# Work to be completed
Images are to be dropped, and the rest of the data reproduced exactly.

# Dataset excerpts
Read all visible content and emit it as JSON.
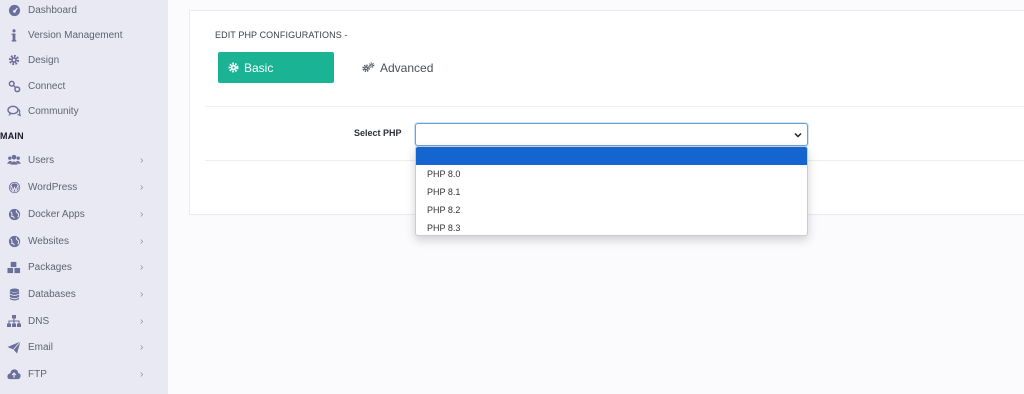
{
  "sidebar": {
    "items_top": [
      {
        "label": "Dashboard",
        "icon": "dashboard-icon"
      },
      {
        "label": "Version Management",
        "icon": "info-icon"
      },
      {
        "label": "Design",
        "icon": "gear-icon"
      },
      {
        "label": "Connect",
        "icon": "link-icon"
      },
      {
        "label": "Community",
        "icon": "chat-icon"
      }
    ],
    "section": "MAIN",
    "items_main": [
      {
        "label": "Users",
        "icon": "users-icon",
        "chevron": "›"
      },
      {
        "label": "WordPress",
        "icon": "wordpress-icon",
        "chevron": "›"
      },
      {
        "label": "Docker Apps",
        "icon": "globe-icon",
        "chevron": "›"
      },
      {
        "label": "Websites",
        "icon": "globe-icon",
        "chevron": "›"
      },
      {
        "label": "Packages",
        "icon": "cubes-icon",
        "chevron": "›"
      },
      {
        "label": "Databases",
        "icon": "database-icon",
        "chevron": "›"
      },
      {
        "label": "DNS",
        "icon": "sitemap-icon",
        "chevron": "›"
      },
      {
        "label": "Email",
        "icon": "paper-plane-icon",
        "chevron": "›"
      },
      {
        "label": "FTP",
        "icon": "cloud-upload-icon",
        "chevron": "›"
      }
    ]
  },
  "main": {
    "title": "EDIT PHP CONFIGURATIONS -",
    "tabs": {
      "basic": "Basic",
      "advanced": "Advanced"
    },
    "select_php": {
      "label": "Select PHP",
      "value": "",
      "options": [
        "",
        "PHP 8.0",
        "PHP 8.1",
        "PHP 8.2",
        "PHP 8.3"
      ]
    }
  },
  "colors": {
    "accent": "#1ab394",
    "sidebar_bg": "#e9e9f3",
    "icon": "#6b6f9b",
    "selected_option": "#1565d0"
  }
}
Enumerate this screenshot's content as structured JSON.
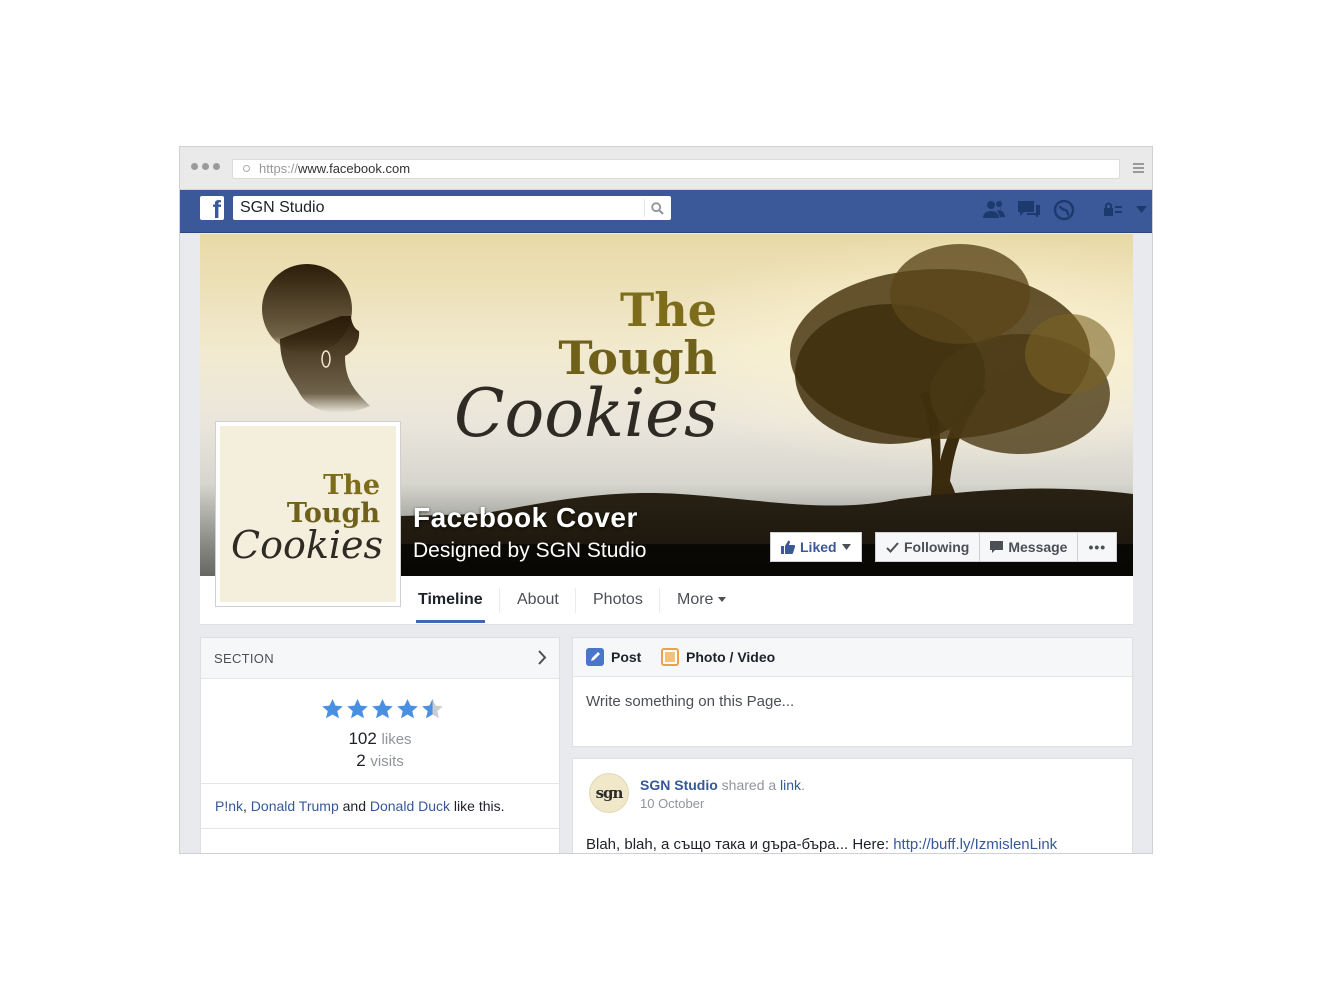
{
  "browser": {
    "url_prefix": "https://",
    "url_rest": "www.facebook.com"
  },
  "topbar": {
    "search_value": "SGN Studio"
  },
  "cover": {
    "brand_line1": "The",
    "brand_line2": "Tough",
    "brand_line3": "Cookies",
    "title": "Facebook Cover",
    "subtitle": "Designed by SGN Studio",
    "buttons": {
      "liked": "Liked",
      "following": "Following",
      "message": "Message",
      "more": "•••"
    }
  },
  "profile": {
    "brand_line1": "The",
    "brand_line2": "Tough",
    "brand_line3": "Cookies"
  },
  "tabs": [
    {
      "label": "Timeline",
      "active": true
    },
    {
      "label": "About"
    },
    {
      "label": "Photos"
    },
    {
      "label": "More"
    }
  ],
  "section": {
    "title": "SECTION",
    "rating": 4.5,
    "likes_count": "102",
    "likes_label": "likes",
    "visits_count": "2",
    "visits_label": "visits",
    "likers": {
      "name1": "P!nk",
      "sep1": ", ",
      "name2": "Donald Trump",
      "and": " and ",
      "name3": "Donald Duck",
      "suffix": " like this."
    }
  },
  "composer": {
    "post_tab": "Post",
    "photo_tab": "Photo / Video",
    "placeholder": "Write something on this Page..."
  },
  "post": {
    "avatar_text": "sgn",
    "author": "SGN Studio",
    "action": " shared a ",
    "object": "link",
    "period": ".",
    "date": "10 October",
    "text": "Blah, blah, а също така и gъра-бъра... Here: ",
    "link": "http://buff.ly/IzmislenLink"
  },
  "colors": {
    "facebook_blue": "#3b5998",
    "link_blue": "#365899",
    "star_blue": "#4a90e2",
    "brand_olive": "#8a7a1e"
  }
}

# Result for this exercise
Read all visible content and emit it as JSON.
{
  "sidebar": {
    "items_top": [
      {
        "label": "Dashboard",
        "icon": "dashboard-icon"
      },
      {
        "label": "Version Management",
        "icon": "info-icon"
      },
      {
        "label": "Design",
        "icon": "gear-icon"
      },
      {
        "label": "Connect",
        "icon": "link-icon"
      },
      {
        "label": "Community",
        "icon": "chat-icon"
      }
    ],
    "section": "MAIN",
    "items_main": [
      {
        "label": "Users",
        "icon": "users-icon",
        "chevron": "›"
      },
      {
        "label": "WordPress",
        "icon": "wordpress-icon",
        "chevron": "›"
      },
      {
        "label": "Docker Apps",
        "icon": "globe-icon",
        "chevron": "›"
      },
      {
        "label": "Websites",
        "icon": "globe-icon",
        "chevron": "›"
      },
      {
        "label": "Packages",
        "icon": "cubes-icon",
        "chevron": "›"
      },
      {
        "label": "Databases",
        "icon": "database-icon",
        "chevron": "›"
      },
      {
        "label": "DNS",
        "icon": "sitemap-icon",
        "chevron": "›"
      },
      {
        "label": "Email",
        "icon": "paper-plane-icon",
        "chevron": "›"
      },
      {
        "label": "FTP",
        "icon": "cloud-upload-icon",
        "chevron": "›"
      }
    ]
  },
  "main": {
    "title": "EDIT PHP CONFIGURATIONS -",
    "tabs": {
      "basic": "Basic",
      "advanced": "Advanced"
    },
    "select_php": {
      "label": "Select PHP",
      "value": "",
      "options": [
        "",
        "PHP 8.0",
        "PHP 8.1",
        "PHP 8.2",
        "PHP 8.3"
      ]
    }
  },
  "colors": {
    "accent": "#1ab394",
    "sidebar_bg": "#e9e9f3",
    "icon": "#6b6f9b",
    "selected_option": "#1565d0"
  }
}
Enumerate this screenshot's content as structured JSON.
{
  "browser": {
    "url_prefix": "https://",
    "url_rest": "www.facebook.com"
  },
  "topbar": {
    "search_value": "SGN Studio"
  },
  "cover": {
    "brand_line1": "The",
    "brand_line2": "Tough",
    "brand_line3": "Cookies",
    "title": "Facebook Cover",
    "subtitle": "Designed by SGN Studio",
    "buttons": {
      "liked": "Liked",
      "following": "Following",
      "message": "Message",
      "more": "•••"
    }
  },
  "profile": {
    "brand_line1": "The",
    "brand_line2": "Tough",
    "brand_line3": "Cookies"
  },
  "tabs": [
    {
      "label": "Timeline",
      "active": true
    },
    {
      "label": "About"
    },
    {
      "label": "Photos"
    },
    {
      "label": "More"
    }
  ],
  "section": {
    "title": "SECTION",
    "rating": 4.5,
    "likes_count": "102",
    "likes_label": "likes",
    "visits_count": "2",
    "visits_label": "visits",
    "likers": {
      "name1": "P!nk",
      "sep1": ", ",
      "name2": "Donald Trump",
      "and": " and ",
      "name3": "Donald Duck",
      "suffix": " like this."
    }
  },
  "composer": {
    "post_tab": "Post",
    "photo_tab": "Photo / Video",
    "placeholder": "Write something on this Page..."
  },
  "post": {
    "avatar_text": "sgn",
    "author": "SGN Studio",
    "action": " shared a ",
    "object": "link",
    "period": ".",
    "date": "10 October",
    "text": "Blah, blah, а също така и gъра-бъра... Here: ",
    "link": "http://buff.ly/IzmislenLink"
  },
  "colors": {
    "facebook_blue": "#3b5998",
    "link_blue": "#365899",
    "star_blue": "#4a90e2",
    "brand_olive": "#8a7a1e"
  }
}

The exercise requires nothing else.